_Exercise details:_
Would you please copy each line of the data in which the string "JSON" occurs?

• • • • • • •

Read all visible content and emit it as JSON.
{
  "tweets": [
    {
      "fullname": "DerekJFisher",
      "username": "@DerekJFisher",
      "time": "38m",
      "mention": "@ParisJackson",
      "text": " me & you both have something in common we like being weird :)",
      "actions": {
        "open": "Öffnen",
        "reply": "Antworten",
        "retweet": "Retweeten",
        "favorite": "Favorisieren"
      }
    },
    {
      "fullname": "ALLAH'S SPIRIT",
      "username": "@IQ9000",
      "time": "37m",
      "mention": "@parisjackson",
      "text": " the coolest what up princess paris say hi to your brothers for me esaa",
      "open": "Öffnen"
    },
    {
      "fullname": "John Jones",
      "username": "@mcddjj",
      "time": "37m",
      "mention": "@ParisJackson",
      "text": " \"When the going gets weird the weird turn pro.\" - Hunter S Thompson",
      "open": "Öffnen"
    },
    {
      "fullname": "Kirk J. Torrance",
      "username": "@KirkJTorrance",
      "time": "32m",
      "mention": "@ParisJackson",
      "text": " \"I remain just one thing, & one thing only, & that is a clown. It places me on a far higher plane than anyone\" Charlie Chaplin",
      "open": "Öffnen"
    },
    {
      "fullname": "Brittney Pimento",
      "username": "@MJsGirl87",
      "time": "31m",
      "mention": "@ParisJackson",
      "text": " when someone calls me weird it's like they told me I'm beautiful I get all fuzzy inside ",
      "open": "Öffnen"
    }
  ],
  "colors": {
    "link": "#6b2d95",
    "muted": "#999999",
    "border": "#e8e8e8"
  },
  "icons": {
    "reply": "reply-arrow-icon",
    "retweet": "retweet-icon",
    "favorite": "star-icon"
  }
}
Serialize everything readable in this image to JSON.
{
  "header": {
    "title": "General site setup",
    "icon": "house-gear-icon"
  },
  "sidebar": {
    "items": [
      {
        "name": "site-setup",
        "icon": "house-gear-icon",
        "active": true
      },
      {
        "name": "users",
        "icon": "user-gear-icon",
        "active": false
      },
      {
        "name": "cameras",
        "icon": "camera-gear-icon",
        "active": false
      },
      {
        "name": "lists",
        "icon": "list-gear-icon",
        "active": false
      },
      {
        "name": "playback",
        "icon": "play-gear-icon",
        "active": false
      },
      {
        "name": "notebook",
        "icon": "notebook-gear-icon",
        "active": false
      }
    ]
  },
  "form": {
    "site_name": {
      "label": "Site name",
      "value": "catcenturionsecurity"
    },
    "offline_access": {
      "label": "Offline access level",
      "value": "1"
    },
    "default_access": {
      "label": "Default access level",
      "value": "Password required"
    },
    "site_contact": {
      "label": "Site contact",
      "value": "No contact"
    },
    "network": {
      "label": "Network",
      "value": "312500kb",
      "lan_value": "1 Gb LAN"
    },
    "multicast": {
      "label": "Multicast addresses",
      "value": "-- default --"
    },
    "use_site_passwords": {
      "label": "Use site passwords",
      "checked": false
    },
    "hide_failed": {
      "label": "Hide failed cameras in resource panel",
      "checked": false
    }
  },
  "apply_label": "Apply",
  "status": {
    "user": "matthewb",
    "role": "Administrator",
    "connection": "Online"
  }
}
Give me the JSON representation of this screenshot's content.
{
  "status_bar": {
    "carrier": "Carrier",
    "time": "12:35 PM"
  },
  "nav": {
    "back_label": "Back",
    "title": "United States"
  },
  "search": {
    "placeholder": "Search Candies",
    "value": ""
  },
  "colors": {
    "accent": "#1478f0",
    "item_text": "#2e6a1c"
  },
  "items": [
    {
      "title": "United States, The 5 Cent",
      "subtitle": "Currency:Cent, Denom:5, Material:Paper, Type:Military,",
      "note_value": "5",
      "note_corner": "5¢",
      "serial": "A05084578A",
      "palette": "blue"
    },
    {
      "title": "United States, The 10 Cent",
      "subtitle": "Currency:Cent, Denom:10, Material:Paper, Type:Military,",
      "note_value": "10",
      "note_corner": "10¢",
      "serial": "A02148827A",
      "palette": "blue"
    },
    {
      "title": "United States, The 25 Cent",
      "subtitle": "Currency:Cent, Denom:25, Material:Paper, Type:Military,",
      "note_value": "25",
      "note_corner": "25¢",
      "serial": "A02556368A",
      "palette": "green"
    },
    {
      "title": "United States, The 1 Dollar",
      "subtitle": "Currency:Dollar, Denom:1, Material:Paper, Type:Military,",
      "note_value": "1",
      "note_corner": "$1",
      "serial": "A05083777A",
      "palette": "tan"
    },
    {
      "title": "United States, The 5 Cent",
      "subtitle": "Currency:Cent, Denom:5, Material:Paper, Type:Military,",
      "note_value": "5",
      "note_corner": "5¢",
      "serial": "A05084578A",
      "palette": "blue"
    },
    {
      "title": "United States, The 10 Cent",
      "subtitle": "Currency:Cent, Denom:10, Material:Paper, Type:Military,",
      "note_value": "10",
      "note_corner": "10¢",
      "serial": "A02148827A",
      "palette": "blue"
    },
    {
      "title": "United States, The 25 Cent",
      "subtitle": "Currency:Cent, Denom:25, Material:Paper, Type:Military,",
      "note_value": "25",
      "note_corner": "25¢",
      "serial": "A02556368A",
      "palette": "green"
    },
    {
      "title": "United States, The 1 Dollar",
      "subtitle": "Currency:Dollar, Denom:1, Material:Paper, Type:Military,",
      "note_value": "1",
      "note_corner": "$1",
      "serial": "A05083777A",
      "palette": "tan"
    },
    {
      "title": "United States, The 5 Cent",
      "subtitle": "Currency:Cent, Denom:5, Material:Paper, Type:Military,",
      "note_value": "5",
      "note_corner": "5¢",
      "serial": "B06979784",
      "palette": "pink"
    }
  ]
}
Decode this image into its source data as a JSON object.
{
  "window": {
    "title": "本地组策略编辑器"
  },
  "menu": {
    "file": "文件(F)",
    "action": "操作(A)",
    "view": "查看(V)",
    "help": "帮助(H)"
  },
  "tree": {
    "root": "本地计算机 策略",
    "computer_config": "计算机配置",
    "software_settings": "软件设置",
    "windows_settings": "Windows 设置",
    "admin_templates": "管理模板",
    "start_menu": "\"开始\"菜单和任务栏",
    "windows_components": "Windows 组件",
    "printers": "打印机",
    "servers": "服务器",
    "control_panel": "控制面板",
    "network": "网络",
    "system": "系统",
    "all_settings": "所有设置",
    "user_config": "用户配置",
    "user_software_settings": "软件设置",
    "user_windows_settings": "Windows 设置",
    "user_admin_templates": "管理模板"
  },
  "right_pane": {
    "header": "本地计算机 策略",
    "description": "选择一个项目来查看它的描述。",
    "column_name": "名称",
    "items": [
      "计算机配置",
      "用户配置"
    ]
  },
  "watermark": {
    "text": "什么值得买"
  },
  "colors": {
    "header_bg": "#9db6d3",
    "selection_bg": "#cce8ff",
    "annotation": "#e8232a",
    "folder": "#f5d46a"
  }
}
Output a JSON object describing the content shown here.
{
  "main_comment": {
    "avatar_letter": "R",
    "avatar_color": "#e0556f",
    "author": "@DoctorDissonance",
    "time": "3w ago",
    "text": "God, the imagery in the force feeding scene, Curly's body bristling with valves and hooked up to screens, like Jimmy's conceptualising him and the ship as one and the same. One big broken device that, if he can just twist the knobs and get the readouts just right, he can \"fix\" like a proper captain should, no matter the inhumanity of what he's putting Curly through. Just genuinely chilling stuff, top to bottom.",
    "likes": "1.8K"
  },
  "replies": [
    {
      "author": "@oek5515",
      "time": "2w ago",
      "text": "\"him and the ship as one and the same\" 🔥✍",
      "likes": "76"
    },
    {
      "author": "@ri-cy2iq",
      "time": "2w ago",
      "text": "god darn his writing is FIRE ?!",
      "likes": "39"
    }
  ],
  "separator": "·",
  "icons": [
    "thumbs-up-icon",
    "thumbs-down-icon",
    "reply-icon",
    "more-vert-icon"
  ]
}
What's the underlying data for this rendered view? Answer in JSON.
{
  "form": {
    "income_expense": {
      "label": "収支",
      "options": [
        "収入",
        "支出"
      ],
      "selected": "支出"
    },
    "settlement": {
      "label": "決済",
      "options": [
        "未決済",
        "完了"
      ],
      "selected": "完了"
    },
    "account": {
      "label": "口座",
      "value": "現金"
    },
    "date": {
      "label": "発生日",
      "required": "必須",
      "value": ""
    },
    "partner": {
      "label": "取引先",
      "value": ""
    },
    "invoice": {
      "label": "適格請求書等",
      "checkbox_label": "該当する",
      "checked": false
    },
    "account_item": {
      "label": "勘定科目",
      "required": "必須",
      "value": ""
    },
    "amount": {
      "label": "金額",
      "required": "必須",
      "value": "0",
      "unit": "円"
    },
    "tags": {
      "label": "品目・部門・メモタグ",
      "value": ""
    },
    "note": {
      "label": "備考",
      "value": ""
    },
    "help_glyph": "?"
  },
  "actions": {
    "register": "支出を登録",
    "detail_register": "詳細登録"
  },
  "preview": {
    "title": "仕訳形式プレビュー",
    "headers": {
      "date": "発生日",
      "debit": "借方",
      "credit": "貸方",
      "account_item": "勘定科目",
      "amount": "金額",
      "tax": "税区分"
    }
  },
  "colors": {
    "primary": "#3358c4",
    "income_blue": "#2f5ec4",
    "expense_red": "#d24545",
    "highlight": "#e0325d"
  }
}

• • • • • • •

_Reply:_
Read all visible content and emit it as JSON.
Serialize everything readable in this image to JSON.
Give me the JSON representation of this screenshot's content.
Decode this image into its source data as a JSON object.
Output a JSON object describing the content shown here.
What's the underlying data for this rendered view? Answer in JSON.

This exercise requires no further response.